> _Material for this exercise_:
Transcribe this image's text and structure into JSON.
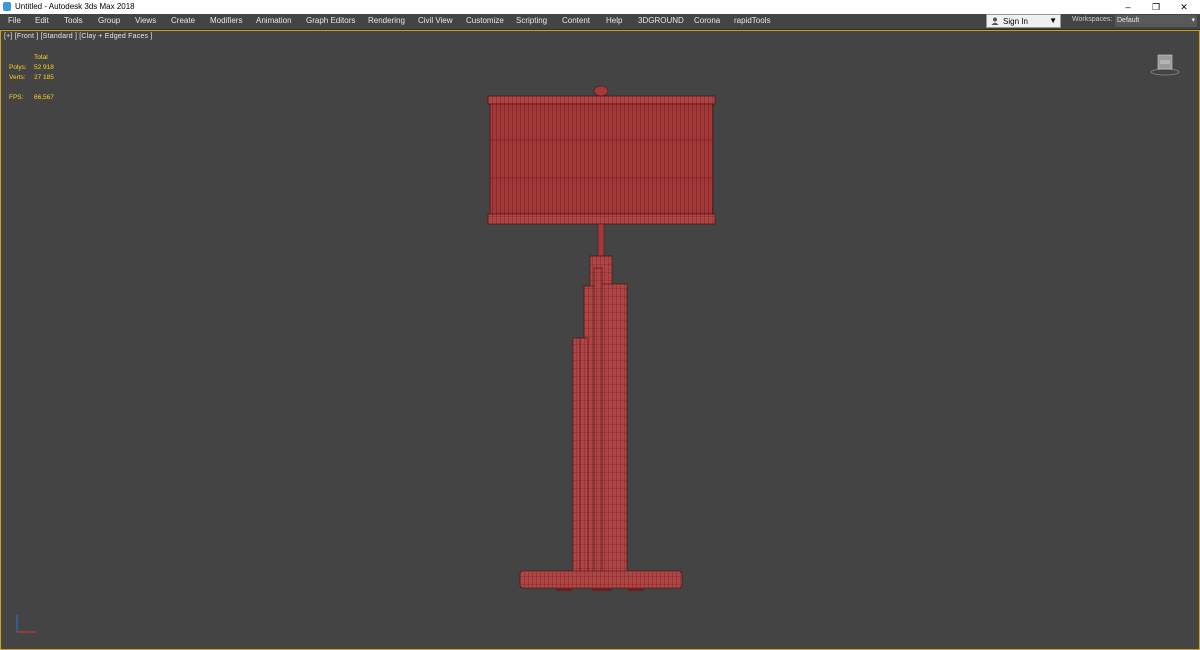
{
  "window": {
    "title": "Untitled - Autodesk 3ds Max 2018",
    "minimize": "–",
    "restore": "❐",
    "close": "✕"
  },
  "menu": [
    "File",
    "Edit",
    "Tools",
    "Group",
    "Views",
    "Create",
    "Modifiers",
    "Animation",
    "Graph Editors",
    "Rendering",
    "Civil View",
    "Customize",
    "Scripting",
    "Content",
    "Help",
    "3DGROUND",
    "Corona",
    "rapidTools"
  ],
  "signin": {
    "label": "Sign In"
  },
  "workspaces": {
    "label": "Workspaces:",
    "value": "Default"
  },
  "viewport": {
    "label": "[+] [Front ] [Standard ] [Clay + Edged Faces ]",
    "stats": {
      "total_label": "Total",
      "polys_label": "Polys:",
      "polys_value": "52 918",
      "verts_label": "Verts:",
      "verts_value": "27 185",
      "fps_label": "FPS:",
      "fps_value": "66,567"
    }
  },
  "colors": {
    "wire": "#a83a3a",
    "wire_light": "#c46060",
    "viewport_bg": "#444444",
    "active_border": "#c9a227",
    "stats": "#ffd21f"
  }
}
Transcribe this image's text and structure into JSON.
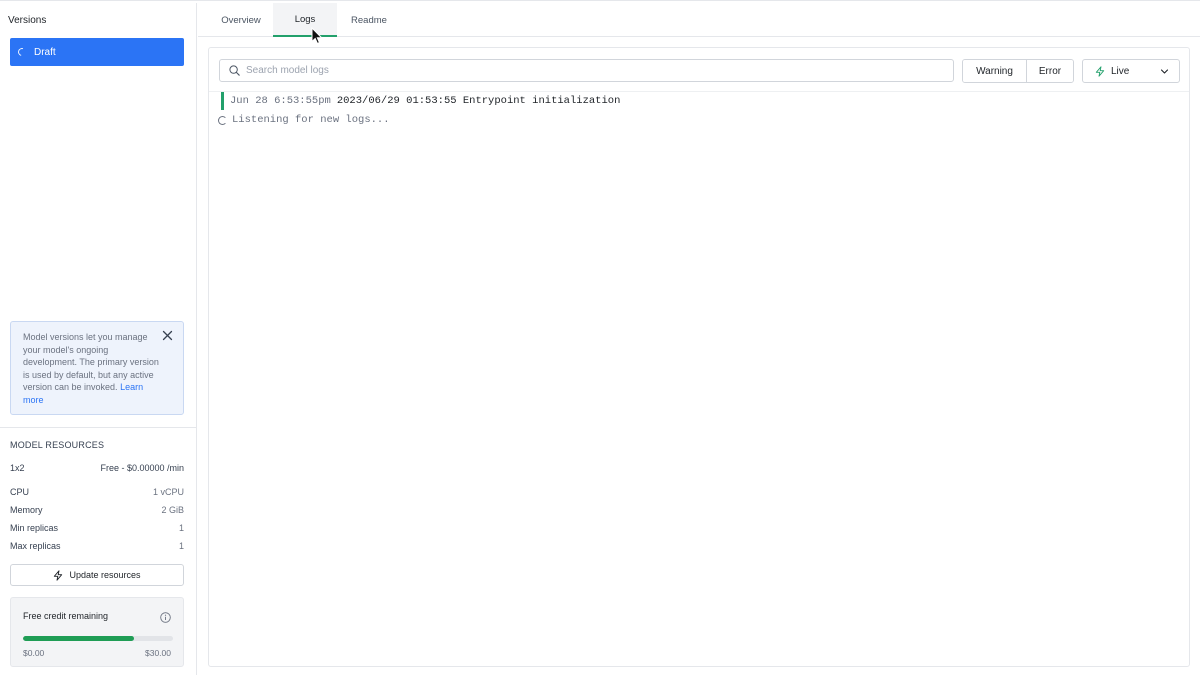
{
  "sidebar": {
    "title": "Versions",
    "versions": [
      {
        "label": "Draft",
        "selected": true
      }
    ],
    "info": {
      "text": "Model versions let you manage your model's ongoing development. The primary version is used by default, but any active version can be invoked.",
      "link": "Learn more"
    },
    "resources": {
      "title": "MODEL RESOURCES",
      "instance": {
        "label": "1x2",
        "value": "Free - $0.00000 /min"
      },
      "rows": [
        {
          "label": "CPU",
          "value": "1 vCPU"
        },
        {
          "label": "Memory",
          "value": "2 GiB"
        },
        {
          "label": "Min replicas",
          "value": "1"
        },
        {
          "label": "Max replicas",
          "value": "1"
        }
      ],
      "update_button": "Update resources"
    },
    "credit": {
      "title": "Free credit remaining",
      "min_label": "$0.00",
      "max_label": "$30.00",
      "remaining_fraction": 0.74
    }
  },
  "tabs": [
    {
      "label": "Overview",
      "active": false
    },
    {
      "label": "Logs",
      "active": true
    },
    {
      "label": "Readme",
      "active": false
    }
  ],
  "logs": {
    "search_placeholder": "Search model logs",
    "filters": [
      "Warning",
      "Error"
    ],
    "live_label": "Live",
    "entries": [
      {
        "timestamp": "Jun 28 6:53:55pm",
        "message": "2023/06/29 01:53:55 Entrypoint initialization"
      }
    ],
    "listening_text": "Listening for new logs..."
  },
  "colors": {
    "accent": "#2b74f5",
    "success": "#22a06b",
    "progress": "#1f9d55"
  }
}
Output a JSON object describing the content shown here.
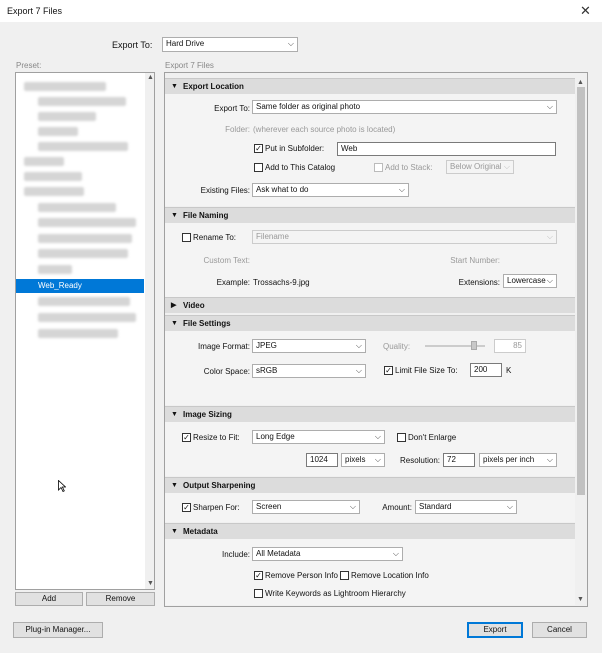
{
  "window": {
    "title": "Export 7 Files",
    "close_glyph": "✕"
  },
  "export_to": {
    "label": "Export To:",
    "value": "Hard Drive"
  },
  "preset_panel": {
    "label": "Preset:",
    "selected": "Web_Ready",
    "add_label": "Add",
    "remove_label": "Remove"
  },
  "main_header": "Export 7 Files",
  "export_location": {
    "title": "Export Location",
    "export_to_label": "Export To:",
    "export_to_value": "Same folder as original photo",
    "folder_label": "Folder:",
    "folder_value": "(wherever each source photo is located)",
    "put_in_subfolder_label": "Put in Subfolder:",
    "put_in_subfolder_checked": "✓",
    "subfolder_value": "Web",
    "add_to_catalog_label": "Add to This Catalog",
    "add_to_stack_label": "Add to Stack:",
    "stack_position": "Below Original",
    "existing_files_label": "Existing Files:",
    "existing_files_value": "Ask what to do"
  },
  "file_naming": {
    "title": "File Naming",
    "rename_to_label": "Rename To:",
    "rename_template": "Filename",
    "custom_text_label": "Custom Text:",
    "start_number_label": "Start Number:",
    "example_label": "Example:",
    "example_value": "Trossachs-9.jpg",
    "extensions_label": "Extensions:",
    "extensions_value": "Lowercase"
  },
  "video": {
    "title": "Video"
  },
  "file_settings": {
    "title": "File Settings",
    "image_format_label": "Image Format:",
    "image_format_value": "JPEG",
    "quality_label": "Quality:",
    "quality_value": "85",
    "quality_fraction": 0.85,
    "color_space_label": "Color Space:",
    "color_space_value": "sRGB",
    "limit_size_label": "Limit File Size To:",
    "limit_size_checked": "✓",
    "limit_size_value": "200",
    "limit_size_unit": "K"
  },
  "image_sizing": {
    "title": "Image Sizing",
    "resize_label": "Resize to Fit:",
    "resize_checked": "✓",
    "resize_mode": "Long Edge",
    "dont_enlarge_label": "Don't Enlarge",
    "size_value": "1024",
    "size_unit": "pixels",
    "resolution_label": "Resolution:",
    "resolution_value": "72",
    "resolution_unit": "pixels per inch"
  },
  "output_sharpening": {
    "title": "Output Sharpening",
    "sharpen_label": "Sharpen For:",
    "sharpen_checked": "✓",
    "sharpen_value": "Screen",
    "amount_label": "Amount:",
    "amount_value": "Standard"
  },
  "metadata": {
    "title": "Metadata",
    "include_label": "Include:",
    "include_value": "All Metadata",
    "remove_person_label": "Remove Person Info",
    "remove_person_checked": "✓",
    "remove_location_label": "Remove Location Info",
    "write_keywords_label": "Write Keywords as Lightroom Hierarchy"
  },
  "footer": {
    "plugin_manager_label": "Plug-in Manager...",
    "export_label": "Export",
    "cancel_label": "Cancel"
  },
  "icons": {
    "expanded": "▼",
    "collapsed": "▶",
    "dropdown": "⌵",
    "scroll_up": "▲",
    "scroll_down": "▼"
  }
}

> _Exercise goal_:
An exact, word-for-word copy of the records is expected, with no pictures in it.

> _The completed task_:
Transcribe this image's text and structure into JSON.
{
  "window": {
    "title": "Untitled - Autodesk 3ds Max 2018",
    "minimize": "–",
    "restore": "❐",
    "close": "✕"
  },
  "menu": [
    "File",
    "Edit",
    "Tools",
    "Group",
    "Views",
    "Create",
    "Modifiers",
    "Animation",
    "Graph Editors",
    "Rendering",
    "Civil View",
    "Customize",
    "Scripting",
    "Content",
    "Help",
    "3DGROUND",
    "Corona",
    "rapidTools"
  ],
  "signin": {
    "label": "Sign In"
  },
  "workspaces": {
    "label": "Workspaces:",
    "value": "Default"
  },
  "viewport": {
    "label": "[+] [Front ] [Standard ] [Clay + Edged Faces ]",
    "stats": {
      "total_label": "Total",
      "polys_label": "Polys:",
      "polys_value": "52 918",
      "verts_label": "Verts:",
      "verts_value": "27 185",
      "fps_label": "FPS:",
      "fps_value": "66,567"
    }
  },
  "colors": {
    "wire": "#a83a3a",
    "wire_light": "#c46060",
    "viewport_bg": "#444444",
    "active_border": "#c9a227",
    "stats": "#ffd21f"
  }
}
Transcribe this image's text and structure into JSON.
{
  "sidebar": {
    "title": "Versions",
    "versions": [
      {
        "label": "Draft",
        "selected": true
      }
    ],
    "info": {
      "text": "Model versions let you manage your model's ongoing development. The primary version is used by default, but any active version can be invoked.",
      "link": "Learn more"
    },
    "resources": {
      "title": "MODEL RESOURCES",
      "instance": {
        "label": "1x2",
        "value": "Free - $0.00000 /min"
      },
      "rows": [
        {
          "label": "CPU",
          "value": "1 vCPU"
        },
        {
          "label": "Memory",
          "value": "2 GiB"
        },
        {
          "label": "Min replicas",
          "value": "1"
        },
        {
          "label": "Max replicas",
          "value": "1"
        }
      ],
      "update_button": "Update resources"
    },
    "credit": {
      "title": "Free credit remaining",
      "min_label": "$0.00",
      "max_label": "$30.00",
      "remaining_fraction": 0.74
    }
  },
  "tabs": [
    {
      "label": "Overview",
      "active": false
    },
    {
      "label": "Logs",
      "active": true
    },
    {
      "label": "Readme",
      "active": false
    }
  ],
  "logs": {
    "search_placeholder": "Search model logs",
    "filters": [
      "Warning",
      "Error"
    ],
    "live_label": "Live",
    "entries": [
      {
        "timestamp": "Jun 28 6:53:55pm",
        "message": "2023/06/29 01:53:55 Entrypoint initialization"
      }
    ],
    "listening_text": "Listening for new logs..."
  },
  "colors": {
    "accent": "#2b74f5",
    "success": "#22a06b",
    "progress": "#1f9d55"
  }
}
Output a JSON object describing the content shown here.
{
  "window": {
    "title": "Export 7 Files",
    "close_glyph": "✕"
  },
  "export_to": {
    "label": "Export To:",
    "value": "Hard Drive"
  },
  "preset_panel": {
    "label": "Preset:",
    "selected": "Web_Ready",
    "add_label": "Add",
    "remove_label": "Remove"
  },
  "main_header": "Export 7 Files",
  "export_location": {
    "title": "Export Location",
    "export_to_label": "Export To:",
    "export_to_value": "Same folder as original photo",
    "folder_label": "Folder:",
    "folder_value": "(wherever each source photo is located)",
    "put_in_subfolder_label": "Put in Subfolder:",
    "put_in_subfolder_checked": "✓",
    "subfolder_value": "Web",
    "add_to_catalog_label": "Add to This Catalog",
    "add_to_stack_label": "Add to Stack:",
    "stack_position": "Below Original",
    "existing_files_label": "Existing Files:",
    "existing_files_value": "Ask what to do"
  },
  "file_naming": {
    "title": "File Naming",
    "rename_to_label": "Rename To:",
    "rename_template": "Filename",
    "custom_text_label": "Custom Text:",
    "start_number_label": "Start Number:",
    "example_label": "Example:",
    "example_value": "Trossachs-9.jpg",
    "extensions_label": "Extensions:",
    "extensions_value": "Lowercase"
  },
  "video": {
    "title": "Video"
  },
  "file_settings": {
    "title": "File Settings",
    "image_format_label": "Image Format:",
    "image_format_value": "JPEG",
    "quality_label": "Quality:",
    "quality_value": "85",
    "quality_fraction": 0.85,
    "color_space_label": "Color Space:",
    "color_space_value": "sRGB",
    "limit_size_label": "Limit File Size To:",
    "limit_size_checked": "✓",
    "limit_size_value": "200",
    "limit_size_unit": "K"
  },
  "image_sizing": {
    "title": "Image Sizing",
    "resize_label": "Resize to Fit:",
    "resize_checked": "✓",
    "resize_mode": "Long Edge",
    "dont_enlarge_label": "Don't Enlarge",
    "size_value": "1024",
    "size_unit": "pixels",
    "resolution_label": "Resolution:",
    "resolution_value": "72",
    "resolution_unit": "pixels per inch"
  },
  "output_sharpening": {
    "title": "Output Sharpening",
    "sharpen_label": "Sharpen For:",
    "sharpen_checked": "✓",
    "sharpen_value": "Screen",
    "amount_label": "Amount:",
    "amount_value": "Standard"
  },
  "metadata": {
    "title": "Metadata",
    "include_label": "Include:",
    "include_value": "All Metadata",
    "remove_person_label": "Remove Person Info",
    "remove_person_checked": "✓",
    "remove_location_label": "Remove Location Info",
    "write_keywords_label": "Write Keywords as Lightroom Hierarchy"
  },
  "footer": {
    "plugin_manager_label": "Plug-in Manager...",
    "export_label": "Export",
    "cancel_label": "Cancel"
  },
  "icons": {
    "expanded": "▼",
    "collapsed": "▶",
    "dropdown": "⌵",
    "scroll_up": "▲",
    "scroll_down": "▼"
  }
}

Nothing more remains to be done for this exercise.